1. Identify the key stakeholders: Before drafting a sustainability agreement, it is important to determine who will be involved in the partnership. This could include suppliers, manufacturers, distributors, and retailers, among others. Clearly define the roles and responsibilities of each stakeholder, and ensure that they have a say in the final agreement.

2. Set measurable goals: In order to ensure that sustainability goals are met, they must be clearly defined and measurable. This could include reducing packaging waste by a certain percentage, or sourcing a certain percentage of materials from sustainable sources. Establishing these goals upfront will make it easier to track progress and make adjustments as needed.

3. Outline the specifics: The sustainability agreement should include specific requirements for each stakeholder, such as using recyclable materials or reducing energy consumption. It should also outline any relevant regulations or standards that must be met, such as ISO 14001 or LEED certification.

4. Consider the entire lifecycle: It is important to consider the entire lifecycle of a product or service when creating a sustainability agreement. This means taking into account the environmental impact of sourcing materials, manufacturing, distribution, and disposal. The agreement should outline steps to minimize negative impact throughout the entire lifecycle.

5. Monitor and report progress: Once the sustainability agreement is in place, it is essential to monitor progress and report on results. Regular reporting can help identify areas for improvement and ensure that all stakeholders are meeting their obligations.

In conclusion, sustainability agreements are an important tool for maintaining ethical and ecological standards. By following these guidelines, businesses and individuals can create effective agreements that promote sustainability and minimize negative impact on the environment.

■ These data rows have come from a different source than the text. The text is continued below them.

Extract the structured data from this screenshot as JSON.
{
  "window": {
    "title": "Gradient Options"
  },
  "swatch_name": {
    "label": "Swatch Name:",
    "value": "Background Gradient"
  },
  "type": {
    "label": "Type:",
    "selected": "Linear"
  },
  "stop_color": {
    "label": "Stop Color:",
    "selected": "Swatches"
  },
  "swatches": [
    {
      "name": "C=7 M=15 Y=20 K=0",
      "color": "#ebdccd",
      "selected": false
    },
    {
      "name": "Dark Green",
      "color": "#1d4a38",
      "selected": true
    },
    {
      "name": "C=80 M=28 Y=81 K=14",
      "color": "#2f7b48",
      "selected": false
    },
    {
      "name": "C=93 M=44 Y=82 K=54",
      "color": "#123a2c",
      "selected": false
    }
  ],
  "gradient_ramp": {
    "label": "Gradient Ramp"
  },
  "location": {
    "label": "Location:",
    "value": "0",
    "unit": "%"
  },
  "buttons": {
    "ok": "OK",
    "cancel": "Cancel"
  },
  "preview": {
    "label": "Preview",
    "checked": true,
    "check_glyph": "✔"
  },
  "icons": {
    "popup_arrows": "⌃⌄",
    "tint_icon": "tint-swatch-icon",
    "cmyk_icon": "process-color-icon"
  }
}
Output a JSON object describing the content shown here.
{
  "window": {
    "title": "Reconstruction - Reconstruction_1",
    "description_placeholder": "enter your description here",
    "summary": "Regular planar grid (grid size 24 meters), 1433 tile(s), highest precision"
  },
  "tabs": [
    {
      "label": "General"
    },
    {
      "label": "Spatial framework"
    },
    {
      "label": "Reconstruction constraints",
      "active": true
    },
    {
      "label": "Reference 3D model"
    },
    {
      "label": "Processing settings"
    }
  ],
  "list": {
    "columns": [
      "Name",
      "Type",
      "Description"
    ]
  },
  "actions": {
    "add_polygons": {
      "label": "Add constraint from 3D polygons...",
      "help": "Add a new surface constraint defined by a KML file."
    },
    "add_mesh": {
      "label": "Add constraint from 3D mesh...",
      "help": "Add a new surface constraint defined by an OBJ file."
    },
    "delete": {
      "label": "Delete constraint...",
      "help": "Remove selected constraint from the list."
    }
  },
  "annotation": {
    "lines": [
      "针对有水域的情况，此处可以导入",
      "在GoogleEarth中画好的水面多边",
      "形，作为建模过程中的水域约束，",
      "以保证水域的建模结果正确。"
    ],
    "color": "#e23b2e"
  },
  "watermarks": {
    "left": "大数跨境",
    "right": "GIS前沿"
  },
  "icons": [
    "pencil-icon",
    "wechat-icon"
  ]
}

With a commitment to sustainability, we can all contribute to a brighter, greener future.